New Recycling Pilot Program Launches in Vancouver

Encorp Pacific (Canada) has launched a new pilot program designed to encourage even greater beverage container recycling in Vancouver, and to help the City achieve its Greenest City 2020 Action Plan zero waste goal.

The program – the first of its kind in British Columbia – launched today with the installation of 60 new beverage container recycling bins at high-traffic Vancouver beaches: including Kitsilano Beach, Sunset Beach, English Bay, and Second Beach at Stanley Park, as well as on Commercial Drive between Venables Street and 13th Avenue.

“By partnering with Encorp and working with the local binning community, we’re making a smart investment to make it easier and more convenient for the public to recycle,” said Vancouver Mayor Gregor Robertson. “Our goal is to reduce Vancouver’s waste going to landfills by 50 per cent by 2020, and by expanding beverage recycling in high-traffic areas like our beaches and Commercial Drive, we’re taking another step to keep bottles and cans off our streets and out of our landfills.”

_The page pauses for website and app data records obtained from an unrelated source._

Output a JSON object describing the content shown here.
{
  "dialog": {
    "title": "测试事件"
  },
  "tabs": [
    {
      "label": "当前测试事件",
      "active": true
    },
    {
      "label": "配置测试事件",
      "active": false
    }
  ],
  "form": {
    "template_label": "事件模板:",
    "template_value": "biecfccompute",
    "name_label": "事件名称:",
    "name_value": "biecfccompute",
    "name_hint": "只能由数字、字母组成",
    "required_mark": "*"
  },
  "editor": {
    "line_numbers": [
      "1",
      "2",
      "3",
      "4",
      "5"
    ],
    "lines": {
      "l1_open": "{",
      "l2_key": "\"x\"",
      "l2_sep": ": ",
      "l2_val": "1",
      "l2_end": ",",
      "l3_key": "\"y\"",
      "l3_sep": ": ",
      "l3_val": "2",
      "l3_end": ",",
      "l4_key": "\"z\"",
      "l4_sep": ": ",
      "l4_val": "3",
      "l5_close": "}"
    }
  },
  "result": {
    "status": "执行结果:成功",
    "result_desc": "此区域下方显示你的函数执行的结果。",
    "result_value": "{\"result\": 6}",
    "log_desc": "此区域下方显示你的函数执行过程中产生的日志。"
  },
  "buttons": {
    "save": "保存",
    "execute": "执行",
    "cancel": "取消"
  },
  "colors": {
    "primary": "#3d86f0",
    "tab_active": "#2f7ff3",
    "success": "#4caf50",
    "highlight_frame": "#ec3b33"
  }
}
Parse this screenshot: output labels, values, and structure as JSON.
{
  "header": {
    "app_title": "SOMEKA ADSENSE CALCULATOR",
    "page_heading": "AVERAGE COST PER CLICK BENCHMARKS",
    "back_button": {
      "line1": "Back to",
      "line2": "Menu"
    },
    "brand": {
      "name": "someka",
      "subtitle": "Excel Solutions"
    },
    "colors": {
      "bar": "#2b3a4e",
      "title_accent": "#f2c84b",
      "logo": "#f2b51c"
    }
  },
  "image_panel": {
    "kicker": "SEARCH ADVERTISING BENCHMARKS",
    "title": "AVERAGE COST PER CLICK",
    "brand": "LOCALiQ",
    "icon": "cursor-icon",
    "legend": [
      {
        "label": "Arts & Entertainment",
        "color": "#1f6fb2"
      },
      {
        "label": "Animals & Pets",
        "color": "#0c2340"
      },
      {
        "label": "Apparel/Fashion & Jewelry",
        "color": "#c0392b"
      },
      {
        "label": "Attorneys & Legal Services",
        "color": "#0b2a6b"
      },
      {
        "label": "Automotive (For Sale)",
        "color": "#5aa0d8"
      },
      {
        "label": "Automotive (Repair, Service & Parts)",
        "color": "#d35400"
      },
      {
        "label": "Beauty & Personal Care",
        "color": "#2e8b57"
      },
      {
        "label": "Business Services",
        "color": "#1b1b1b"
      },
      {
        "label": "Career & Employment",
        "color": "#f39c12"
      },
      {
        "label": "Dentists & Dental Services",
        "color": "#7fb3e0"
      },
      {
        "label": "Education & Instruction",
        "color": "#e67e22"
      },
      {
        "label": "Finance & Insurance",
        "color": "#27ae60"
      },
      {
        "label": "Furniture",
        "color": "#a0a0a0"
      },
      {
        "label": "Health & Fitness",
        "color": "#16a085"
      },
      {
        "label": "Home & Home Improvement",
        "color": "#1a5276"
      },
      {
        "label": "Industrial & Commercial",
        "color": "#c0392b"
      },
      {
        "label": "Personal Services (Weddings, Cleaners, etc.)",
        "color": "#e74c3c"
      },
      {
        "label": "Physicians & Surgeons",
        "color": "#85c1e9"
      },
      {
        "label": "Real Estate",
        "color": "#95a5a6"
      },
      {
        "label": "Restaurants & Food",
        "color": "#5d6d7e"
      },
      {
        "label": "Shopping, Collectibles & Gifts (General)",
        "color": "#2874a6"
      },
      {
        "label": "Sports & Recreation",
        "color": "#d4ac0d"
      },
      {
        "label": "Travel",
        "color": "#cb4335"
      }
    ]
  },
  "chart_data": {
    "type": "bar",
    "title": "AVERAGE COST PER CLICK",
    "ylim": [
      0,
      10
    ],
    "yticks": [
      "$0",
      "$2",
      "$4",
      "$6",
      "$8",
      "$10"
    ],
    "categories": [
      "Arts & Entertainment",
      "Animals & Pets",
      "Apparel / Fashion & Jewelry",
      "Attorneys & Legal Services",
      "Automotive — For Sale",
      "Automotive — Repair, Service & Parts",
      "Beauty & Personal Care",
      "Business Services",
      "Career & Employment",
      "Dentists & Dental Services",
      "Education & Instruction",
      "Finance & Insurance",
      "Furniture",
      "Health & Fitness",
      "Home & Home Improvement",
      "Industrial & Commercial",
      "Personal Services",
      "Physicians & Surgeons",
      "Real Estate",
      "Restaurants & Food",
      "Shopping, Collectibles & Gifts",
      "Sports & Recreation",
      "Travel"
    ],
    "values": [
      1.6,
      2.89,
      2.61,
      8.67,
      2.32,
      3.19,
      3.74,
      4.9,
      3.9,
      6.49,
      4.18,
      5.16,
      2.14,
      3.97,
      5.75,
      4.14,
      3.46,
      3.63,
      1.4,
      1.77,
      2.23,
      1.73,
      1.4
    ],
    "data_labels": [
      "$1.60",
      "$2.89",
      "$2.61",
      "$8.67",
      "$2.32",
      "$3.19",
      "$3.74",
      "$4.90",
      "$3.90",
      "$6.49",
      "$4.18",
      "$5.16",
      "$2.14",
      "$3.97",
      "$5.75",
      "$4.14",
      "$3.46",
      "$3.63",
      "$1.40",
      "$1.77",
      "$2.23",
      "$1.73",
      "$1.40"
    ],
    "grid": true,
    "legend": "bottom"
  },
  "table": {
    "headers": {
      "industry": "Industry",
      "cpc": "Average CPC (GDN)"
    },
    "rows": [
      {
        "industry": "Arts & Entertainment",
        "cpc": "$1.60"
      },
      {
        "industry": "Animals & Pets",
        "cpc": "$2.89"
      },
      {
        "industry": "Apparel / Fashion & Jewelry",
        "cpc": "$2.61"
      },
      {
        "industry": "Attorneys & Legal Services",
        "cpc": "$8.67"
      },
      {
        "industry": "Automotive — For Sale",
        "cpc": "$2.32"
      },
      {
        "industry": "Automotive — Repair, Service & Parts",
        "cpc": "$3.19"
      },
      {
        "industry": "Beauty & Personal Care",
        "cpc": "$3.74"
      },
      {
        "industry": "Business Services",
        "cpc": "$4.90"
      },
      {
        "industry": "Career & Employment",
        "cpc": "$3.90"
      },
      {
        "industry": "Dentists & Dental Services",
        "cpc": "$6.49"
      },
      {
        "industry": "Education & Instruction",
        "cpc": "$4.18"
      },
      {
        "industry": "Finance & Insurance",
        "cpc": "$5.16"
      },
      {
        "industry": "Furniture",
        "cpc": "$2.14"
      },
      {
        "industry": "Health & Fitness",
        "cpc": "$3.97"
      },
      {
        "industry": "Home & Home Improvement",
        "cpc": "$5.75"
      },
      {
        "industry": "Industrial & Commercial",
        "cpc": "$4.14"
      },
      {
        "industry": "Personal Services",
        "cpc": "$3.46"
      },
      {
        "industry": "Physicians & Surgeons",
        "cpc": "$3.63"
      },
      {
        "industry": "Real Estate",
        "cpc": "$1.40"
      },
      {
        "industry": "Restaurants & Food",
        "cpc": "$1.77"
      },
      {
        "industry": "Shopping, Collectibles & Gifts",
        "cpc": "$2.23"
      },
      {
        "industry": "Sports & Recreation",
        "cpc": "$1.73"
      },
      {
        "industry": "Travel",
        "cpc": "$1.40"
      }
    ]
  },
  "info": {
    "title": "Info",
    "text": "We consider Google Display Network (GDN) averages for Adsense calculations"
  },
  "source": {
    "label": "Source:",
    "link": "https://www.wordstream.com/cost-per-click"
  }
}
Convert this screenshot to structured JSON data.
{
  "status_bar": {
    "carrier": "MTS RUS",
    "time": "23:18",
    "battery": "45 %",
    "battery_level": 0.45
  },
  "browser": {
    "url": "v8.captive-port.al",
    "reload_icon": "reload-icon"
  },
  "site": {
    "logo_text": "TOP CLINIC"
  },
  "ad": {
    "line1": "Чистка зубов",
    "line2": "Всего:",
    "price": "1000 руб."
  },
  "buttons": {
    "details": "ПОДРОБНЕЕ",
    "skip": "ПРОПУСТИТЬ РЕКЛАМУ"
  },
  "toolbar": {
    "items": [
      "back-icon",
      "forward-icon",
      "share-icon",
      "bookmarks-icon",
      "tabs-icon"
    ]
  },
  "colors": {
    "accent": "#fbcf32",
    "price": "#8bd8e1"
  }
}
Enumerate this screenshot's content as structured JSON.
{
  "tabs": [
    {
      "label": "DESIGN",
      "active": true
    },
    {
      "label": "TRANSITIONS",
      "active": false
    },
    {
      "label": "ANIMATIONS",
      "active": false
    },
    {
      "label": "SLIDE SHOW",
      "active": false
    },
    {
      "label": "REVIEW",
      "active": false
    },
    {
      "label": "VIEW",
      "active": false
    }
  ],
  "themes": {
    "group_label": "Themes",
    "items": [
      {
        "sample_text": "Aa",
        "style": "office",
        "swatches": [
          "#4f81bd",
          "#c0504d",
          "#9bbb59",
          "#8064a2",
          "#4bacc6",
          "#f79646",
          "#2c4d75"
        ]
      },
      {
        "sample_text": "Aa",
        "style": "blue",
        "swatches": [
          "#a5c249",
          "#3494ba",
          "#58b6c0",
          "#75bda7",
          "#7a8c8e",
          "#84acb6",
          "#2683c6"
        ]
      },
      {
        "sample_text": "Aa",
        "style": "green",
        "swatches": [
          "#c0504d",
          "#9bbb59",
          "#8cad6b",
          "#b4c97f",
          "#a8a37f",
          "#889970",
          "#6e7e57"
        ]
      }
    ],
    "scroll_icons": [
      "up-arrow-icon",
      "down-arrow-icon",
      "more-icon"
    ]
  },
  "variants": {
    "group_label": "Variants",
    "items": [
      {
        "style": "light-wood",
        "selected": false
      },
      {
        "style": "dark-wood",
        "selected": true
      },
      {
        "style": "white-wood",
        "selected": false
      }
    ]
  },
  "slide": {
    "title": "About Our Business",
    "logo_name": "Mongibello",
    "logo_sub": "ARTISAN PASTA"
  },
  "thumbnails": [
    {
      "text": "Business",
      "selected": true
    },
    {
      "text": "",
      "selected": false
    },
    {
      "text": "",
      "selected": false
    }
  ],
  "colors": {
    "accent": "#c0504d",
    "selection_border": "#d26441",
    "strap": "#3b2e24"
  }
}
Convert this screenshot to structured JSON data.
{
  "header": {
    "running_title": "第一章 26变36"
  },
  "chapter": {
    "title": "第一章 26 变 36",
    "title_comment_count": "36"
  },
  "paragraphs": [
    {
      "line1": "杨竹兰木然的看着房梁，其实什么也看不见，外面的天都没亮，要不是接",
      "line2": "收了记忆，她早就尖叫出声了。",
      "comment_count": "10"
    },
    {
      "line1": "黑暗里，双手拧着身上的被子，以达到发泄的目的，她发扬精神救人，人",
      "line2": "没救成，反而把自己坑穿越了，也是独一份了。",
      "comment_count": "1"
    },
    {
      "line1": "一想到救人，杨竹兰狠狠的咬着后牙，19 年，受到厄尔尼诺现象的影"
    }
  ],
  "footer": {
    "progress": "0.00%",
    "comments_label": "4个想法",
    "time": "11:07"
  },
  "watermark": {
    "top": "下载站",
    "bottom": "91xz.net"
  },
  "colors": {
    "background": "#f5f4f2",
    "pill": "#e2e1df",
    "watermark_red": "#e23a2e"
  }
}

The Beverage Container Recycling Pilot is a partnership between Encorp Pacific (Canada), the City of Vancouver and the Vancouver Board of Parks and Recreation, and provides additional recycling options for Vancouver’s citizens and visitors. United We Can, a downtown organization which promotes the collection of recyclables, and the Commercial Drive Business Improvement Association were consulted and support the initiative. The new bins can carry up to an estimated 288 aluminum cans or 150 plastic bottles each.

“The receptacles in the pilot program were designed with the United We Can community in mind to provide open access to the containers,” says Neil Hastie, President & CEO of Encorp. “Encorp will run awareness campaigns to emphasize the importance of recycling responsibly.”

At the conclusion of the one year pilot program, project partners will determine whether to keep the receptacles in their piloted locations permanently or explore expanding the network of bins to additional areas of the city. The pilot program in Vancouver will also serve as a model for potential future Encorp receptacle placements in other B.C. municipalities.

The new bin beach locations are also being praised by partners at the Vancouver Board of Parks and Recreation. “Vancouver Park Board’s commitment to being a Leader in Greening includes new practices to lessen the environmental footprint in our parks,” said Chair Sarah Blyth. “This innovative pilot project is a great way to provide convenient recycling options for visitors at Vancouver’s busiest beaches.”

Encorp’s data shows that recycling beverage containers in British Columbia saves enough energy to power 46,000 homes, takes the equivalent of 27,000 cars off the road, and reduces 96,000 tonnes of Co2 equivalent being released into the air. Encorp, the largest stewardship organization in the Province, recycles one billion containers per year. B.C. is a leader in industry product stewardship, recently receiving the highest ranking among Canadian provinces from EPR Canada.